# Dataset rows for apps and sites
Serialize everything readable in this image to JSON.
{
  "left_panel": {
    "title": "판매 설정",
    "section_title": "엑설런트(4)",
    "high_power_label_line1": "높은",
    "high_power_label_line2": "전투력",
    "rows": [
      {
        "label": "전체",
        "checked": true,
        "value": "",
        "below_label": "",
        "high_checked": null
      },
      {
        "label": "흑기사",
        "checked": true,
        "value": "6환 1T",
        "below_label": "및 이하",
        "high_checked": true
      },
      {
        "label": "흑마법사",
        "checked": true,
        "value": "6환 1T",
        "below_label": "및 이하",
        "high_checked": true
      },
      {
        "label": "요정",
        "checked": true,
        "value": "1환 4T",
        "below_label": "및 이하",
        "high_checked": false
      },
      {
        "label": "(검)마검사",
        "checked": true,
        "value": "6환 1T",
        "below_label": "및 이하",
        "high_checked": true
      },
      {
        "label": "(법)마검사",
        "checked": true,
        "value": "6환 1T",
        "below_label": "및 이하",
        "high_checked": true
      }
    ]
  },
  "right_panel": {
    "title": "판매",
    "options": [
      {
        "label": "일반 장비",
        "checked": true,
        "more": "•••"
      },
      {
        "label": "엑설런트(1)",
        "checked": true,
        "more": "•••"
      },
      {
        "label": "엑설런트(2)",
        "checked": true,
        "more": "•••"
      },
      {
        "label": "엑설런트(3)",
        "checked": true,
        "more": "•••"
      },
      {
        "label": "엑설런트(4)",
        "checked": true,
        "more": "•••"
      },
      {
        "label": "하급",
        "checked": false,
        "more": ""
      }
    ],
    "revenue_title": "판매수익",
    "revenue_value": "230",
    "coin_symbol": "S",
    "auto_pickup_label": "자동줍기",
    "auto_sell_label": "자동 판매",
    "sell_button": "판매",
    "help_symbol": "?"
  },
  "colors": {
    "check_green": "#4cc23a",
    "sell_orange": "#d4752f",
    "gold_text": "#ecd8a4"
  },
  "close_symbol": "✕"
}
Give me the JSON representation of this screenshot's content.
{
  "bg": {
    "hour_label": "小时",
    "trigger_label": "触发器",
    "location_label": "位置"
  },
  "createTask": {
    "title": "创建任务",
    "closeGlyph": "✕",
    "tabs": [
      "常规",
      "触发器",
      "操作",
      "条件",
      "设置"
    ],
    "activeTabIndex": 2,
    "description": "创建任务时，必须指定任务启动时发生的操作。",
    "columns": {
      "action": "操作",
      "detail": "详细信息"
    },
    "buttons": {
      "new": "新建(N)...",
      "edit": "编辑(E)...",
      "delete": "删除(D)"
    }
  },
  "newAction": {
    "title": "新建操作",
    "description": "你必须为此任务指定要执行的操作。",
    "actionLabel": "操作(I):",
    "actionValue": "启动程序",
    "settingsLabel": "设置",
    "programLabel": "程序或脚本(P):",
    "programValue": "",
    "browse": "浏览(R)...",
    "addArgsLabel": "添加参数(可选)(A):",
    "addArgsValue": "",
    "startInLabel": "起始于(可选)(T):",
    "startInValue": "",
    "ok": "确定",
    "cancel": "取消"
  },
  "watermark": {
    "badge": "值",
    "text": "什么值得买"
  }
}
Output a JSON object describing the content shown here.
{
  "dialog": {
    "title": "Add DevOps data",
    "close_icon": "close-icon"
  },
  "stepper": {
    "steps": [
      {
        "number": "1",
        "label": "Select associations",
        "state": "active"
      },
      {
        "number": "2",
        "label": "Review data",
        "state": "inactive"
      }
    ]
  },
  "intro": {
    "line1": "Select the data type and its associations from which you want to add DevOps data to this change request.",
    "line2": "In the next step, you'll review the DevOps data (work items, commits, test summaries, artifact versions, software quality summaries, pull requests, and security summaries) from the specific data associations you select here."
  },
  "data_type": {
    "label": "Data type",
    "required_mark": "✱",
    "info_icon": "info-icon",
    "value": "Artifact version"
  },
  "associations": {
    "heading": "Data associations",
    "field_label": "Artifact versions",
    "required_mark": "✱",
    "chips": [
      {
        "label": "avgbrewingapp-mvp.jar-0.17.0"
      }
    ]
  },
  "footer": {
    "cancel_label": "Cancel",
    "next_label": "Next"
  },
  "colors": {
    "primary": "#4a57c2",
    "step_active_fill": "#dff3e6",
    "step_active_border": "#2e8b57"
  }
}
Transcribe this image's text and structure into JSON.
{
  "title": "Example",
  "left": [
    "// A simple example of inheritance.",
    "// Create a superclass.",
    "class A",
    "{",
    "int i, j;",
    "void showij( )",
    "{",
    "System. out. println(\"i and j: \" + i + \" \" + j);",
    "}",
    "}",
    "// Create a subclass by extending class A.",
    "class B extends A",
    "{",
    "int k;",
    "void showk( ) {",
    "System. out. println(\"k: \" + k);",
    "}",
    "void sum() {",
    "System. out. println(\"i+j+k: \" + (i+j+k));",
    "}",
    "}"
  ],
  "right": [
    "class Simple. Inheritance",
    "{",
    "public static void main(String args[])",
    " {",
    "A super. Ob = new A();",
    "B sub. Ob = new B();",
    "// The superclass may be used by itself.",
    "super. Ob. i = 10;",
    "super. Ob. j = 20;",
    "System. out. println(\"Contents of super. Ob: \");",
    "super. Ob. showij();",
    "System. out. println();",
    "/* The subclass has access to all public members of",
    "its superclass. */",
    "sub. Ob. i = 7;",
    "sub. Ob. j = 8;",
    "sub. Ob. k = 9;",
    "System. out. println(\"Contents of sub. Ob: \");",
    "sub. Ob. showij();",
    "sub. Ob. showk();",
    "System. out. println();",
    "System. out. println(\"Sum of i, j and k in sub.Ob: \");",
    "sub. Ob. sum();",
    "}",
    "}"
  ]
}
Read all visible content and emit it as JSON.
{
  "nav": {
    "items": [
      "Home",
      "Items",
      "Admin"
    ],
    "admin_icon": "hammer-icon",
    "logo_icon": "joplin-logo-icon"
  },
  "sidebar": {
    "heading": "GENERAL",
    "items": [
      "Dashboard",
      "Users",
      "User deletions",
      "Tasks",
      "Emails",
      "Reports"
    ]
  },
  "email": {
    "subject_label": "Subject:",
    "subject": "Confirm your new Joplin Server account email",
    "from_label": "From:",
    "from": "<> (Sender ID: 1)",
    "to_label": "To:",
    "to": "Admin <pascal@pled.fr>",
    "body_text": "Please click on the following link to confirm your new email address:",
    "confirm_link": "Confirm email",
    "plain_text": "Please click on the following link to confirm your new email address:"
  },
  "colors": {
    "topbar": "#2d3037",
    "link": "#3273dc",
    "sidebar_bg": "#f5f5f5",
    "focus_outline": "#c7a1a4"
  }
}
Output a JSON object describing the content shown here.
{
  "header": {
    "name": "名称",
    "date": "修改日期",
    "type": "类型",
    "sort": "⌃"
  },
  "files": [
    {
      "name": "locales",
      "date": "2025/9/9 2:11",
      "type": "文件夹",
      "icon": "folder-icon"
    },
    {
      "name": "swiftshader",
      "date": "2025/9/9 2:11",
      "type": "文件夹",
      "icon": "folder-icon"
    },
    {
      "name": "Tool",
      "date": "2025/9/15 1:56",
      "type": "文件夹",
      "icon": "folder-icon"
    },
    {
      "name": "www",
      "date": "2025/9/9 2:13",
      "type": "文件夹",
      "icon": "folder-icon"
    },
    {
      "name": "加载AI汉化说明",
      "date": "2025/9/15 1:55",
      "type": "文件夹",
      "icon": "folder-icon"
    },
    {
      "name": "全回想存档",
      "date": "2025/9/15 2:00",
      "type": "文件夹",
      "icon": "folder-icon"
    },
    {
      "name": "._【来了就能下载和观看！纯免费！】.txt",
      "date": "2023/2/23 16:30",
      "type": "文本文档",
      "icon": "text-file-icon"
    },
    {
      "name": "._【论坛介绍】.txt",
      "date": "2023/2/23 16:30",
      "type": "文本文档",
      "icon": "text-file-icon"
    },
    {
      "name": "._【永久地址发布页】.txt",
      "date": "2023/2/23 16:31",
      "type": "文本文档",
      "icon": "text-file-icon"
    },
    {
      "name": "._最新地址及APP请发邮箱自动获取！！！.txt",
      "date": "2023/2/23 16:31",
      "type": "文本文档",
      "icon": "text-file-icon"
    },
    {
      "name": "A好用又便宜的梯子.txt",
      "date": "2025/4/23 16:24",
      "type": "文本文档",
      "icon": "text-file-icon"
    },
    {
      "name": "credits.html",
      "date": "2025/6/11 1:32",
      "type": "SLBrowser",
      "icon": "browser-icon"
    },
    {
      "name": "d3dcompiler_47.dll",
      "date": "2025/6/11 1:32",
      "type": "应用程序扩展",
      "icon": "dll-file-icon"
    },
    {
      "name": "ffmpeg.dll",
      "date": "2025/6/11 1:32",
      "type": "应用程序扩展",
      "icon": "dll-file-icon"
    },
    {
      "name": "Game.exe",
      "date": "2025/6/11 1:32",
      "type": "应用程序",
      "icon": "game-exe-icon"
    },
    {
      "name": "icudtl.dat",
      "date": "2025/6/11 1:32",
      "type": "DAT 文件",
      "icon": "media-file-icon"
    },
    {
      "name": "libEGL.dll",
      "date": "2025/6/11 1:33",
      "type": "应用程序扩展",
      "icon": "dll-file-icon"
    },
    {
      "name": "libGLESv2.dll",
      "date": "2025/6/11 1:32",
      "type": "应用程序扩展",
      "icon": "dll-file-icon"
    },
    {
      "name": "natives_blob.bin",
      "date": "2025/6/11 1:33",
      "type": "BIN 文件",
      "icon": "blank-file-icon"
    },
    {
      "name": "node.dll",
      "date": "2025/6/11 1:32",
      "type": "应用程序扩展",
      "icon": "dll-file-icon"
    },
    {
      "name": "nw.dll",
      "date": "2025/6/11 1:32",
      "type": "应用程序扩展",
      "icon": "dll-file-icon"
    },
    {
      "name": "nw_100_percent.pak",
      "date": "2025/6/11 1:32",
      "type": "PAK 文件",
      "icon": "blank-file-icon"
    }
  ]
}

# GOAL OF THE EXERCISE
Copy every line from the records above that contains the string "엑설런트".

# ANSWER BOX
    "section_title": "엑설런트(4)",
        "label": "엑설런트(1)",
        "label": "엑설런트(2)",
        "label": "엑설런트(3)",
        "label": "엑설런트(4)",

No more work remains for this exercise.